Guest post by Bob Marsh, SVP Sales Strategy at ePrize and Head of Sales Contest Builder an ePrize company.
This was a question I posed to sales managers via a few different LinkedIn Groups over the last month. It became a lively conversation with over 50 comments made across the groups. While it’s not a statistically significant study, it does provide insight from some experienced sales managers on how to motivate salespeople.
I personally believe, which was well validated from the responses, that there are some fundamental things you need to do in order to effectively motivate salespeople. For example, while sales contests and spiff programs were the most common response (which I was happy to see as that’s my business), a spiff program won’t solve for a larger root issue of having the wrong people, a flawed compensation plan, or ineffective sales management. A sales contest is best when it’s bolted on top of a strong foundation.
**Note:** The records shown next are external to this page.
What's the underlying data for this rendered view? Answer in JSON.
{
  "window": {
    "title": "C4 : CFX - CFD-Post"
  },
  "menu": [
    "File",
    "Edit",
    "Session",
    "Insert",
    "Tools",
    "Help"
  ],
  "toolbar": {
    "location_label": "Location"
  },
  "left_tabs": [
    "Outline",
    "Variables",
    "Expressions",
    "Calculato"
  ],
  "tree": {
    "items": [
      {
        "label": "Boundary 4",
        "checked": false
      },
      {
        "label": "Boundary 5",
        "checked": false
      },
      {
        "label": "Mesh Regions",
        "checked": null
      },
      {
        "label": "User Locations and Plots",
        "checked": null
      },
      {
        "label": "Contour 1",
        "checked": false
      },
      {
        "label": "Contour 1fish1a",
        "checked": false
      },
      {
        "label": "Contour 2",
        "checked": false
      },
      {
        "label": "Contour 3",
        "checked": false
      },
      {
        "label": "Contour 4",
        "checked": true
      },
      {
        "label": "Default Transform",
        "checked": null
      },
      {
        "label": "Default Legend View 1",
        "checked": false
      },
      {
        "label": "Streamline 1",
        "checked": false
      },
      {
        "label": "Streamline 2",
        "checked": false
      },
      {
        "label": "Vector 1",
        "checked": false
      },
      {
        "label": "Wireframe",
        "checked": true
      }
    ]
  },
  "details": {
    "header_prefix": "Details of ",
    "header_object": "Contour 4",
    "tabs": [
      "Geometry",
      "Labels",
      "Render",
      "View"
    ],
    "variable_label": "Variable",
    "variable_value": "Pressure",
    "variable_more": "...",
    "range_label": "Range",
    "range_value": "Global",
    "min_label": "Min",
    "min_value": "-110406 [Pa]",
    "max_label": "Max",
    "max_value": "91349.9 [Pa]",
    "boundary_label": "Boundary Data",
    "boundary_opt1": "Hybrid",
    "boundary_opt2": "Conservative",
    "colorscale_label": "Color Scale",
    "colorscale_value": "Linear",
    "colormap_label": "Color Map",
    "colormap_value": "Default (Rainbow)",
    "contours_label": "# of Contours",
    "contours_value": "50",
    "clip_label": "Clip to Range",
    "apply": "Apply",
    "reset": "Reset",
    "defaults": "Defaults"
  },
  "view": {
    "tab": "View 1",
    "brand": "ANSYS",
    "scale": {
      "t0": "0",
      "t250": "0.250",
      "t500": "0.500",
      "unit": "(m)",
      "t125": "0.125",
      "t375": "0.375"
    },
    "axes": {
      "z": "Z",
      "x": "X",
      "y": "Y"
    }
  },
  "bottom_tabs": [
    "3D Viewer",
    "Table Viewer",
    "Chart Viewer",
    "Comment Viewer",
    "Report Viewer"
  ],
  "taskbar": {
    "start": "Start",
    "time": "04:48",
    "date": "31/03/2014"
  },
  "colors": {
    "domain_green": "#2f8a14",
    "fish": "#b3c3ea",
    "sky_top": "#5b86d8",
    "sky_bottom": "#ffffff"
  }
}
As the old saying goes, “You can’t put lipstick on a pig!”
Find the Right Sales Reps in the First Place
As a sales manager you need to take a look at the culture, values, and goals of your company (and for you and your sales team), and then find people who align and buy-in. It’s very tempting as a sales manager to be wooed by candidates who claim to have lots of contacts or has successfully sold in your industry. But, if they don’t match your culture and values they won’t succeed or be fulfilled.
Once you do that, you then need to provide autonomy and the tools to succeed. Tools include things like ongoing industry training, a well-organized sales process and CRM system, and marketing collateral. The right people will be self-motivated to win – your role is to support them to be successful.
An Effective Sales Compensation Plan
Even if you have the right people, a flawed compensation plan can misdirect the team, frustrate them, and lead to turnover. A comp plan should be easy to understand and get the salespeople focused on no more than three things at the absolute most, e.g., bookings, recognized revenue, and/or profit. Some plans categorize those by product line, which can make sense but just be careful not to overcomplicate it. A salesperson should be able to easily articulate the specifics of their compensation plan, or at least an understanding of what the compensation plan is motivating them to be selling.
A salesperson will internalize how the plan works, and then aim their efforts based on what you’ve designed. This could be simply signing deals, focusing only on projects that have maximum profitability, or putting extra attention on certain product lines. This doesn’t mean they will push things a client doesn’t want, because strong salespeople know that long term success is based on trust and referrals. But, your comp plan will naturally aim them in a certain direction.
Ongoing Sales Coaching
There has been countless research on the benefits of coaching – in the moment coaching, and ongoing coaching sessions. People crave to be coached to get better, and want their manager to play that role. Once you have the right people on board, and you have a way to measure what you want them focused on, you have a foundation to coach against. Your coaching sessions can be used to discuss how they are doing against their goals, what will help them improve, where they need help or support, and to celebrate what’s going well.
Want to know what motivates each person individually? Ask them and they’ll tell you! Every person is motivated by something a little different and part of your responsibility as a manager is to help them be successful. Coaching sessions should be focused on the items above, and how they support helping the salesperson achieve their own individual goals. If what you are asking them to be focused on is not personally fulfilling or motivating, both of you will have a hard time being successful unless you can change things up.
Sales Competitions and Spiff Programs
Sales contests and special incentives should be “bolt-ons” to a sales compensation plan, as they are generally used to address a specific and unique need for the business. For example, creating some extra focus around a new product, to address the fact that your pipeline for next month is looking light (run a contest this month to build more pipeline for next month), driving new business, or following-up on leads you just collected from a trade show.
Sales contests are a great way to create some energy, get people focused on sales reports (which get reframed as a “contest leaderboard”), and creates a reason for the sales manager to regularly communicate how people are performing with some positive reinforcement. Also, many commented on the often surprising fact that while the prize or incentive is important, ongoing status updates are even more critical. Make sure people always know where they stand which motivates them to continue climbing up the leaderboard.
What motivates you to succeed in sales?
Like anything, there is no single answer to how to motivate salespeople, and it requires a healthy combination of many factors. Above is a very brief overview, but would like to hear other thoughts people below. If you’re a salesperson, what do you think of the points above? What else motivates you? If you’re a sales manager, what other tips can you share?
Chad Levitt: Thanks Bob, really great perspective.
Bob Marsh is SVP Sales Strategy at ePrize and Head of Sales Contest Builder an ePrize company. Sales Contest Builder is a innovative app in Salesforce.com’s AppExchange that allows you to build Sales Contests in a snap. Motivate your sales team. Increase sales performance. Make it fun and energize your team with high impact sales competitions right inside Salesforce.com. You can get your sales contests on Twitter @contestbuilder